Conversely, one who denies that premise reveals oneself to be deeply unserious and unworthy of meaningful discourse. While differences on the "when" and "how" are permitted, there is virtually no debate within the foreign policy establishment about whether the U.S. has the right to continue to intervene and attack and invade and occupy other countries in the absence of those countries attacking us. Hence, to Cohen and his colleagues, it sounds perfectly normal and natural to say that the U.S. has "good reasons" to start wars against a whole host of countries because -- as bizarre and abnormal and unfathomable that idea is for most of the world -- it is an implicit, unexamined belief among our foreign policy elites that the U.S. is entitled, more or less, to use military force even in the absence of being attacked or threatened with attack.

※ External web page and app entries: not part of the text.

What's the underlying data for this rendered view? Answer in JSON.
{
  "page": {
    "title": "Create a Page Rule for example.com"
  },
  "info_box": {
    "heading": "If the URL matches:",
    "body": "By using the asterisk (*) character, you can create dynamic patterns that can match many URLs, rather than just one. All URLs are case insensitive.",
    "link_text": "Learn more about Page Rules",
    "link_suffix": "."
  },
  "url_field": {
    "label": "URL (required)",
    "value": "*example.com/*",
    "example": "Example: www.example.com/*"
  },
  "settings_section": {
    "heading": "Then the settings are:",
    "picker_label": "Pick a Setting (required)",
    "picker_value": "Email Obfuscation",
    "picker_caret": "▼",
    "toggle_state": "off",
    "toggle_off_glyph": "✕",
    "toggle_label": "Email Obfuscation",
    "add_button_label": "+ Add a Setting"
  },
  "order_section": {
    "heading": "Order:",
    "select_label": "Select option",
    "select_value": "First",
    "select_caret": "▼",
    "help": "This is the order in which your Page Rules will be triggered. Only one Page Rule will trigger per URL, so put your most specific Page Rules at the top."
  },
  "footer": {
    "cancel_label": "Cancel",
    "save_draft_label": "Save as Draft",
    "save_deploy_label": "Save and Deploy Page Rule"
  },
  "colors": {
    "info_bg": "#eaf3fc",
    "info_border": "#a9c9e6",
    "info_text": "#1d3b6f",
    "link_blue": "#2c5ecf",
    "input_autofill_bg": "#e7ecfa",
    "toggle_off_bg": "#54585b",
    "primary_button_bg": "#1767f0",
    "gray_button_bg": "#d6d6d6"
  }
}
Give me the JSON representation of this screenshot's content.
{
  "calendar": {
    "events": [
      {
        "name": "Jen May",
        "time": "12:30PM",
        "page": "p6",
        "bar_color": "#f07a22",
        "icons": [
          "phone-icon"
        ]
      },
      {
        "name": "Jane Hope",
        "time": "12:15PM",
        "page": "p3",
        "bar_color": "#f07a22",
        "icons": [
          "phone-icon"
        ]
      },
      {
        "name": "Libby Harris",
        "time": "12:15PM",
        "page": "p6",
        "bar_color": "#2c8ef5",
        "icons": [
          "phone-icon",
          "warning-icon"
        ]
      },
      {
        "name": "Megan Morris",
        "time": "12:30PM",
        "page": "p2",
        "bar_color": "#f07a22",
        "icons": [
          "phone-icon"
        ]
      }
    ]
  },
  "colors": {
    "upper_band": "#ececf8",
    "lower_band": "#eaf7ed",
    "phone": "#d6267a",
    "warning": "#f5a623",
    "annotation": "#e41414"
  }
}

This orthodoxy is not merely passively accepted, but actively enforced. The principal goal is to ensure that it remains a bi-partisan view so that, in turn, the question of America's role in the world is never subject to any real debate. The three "crazy, insane, wacko, fringe" presidential candidates are Ron Paul, Mike Gravel, and Dennis Kucinich. Yet the only thing they have in common (other than having been elected multiple times to the U.S. Congress) is a belief that the U.S. has been using its military force illegitimately by using it against other countries that are not attacking us. But that belief, standing alone, is enough to eject one from the mainstream, because it violates the central consensus of the establishment.
I heartily recommend the whole article.It reminds me, also, of my all-time favorite quote from Thomas Friedman, that doyen of nonsensical common sense: "The hidden hand of the market will never work without a hidden fist. McDonald's cannot flourish without McDonnell Douglas, the designer of the F-15. And the hidden fist that keeps the world safe for Silicon Valley's technologies is called the US Army, Air Force, Navy and Marine Corps." (NYT, March 28, 1999)
That pretty much says it all right there.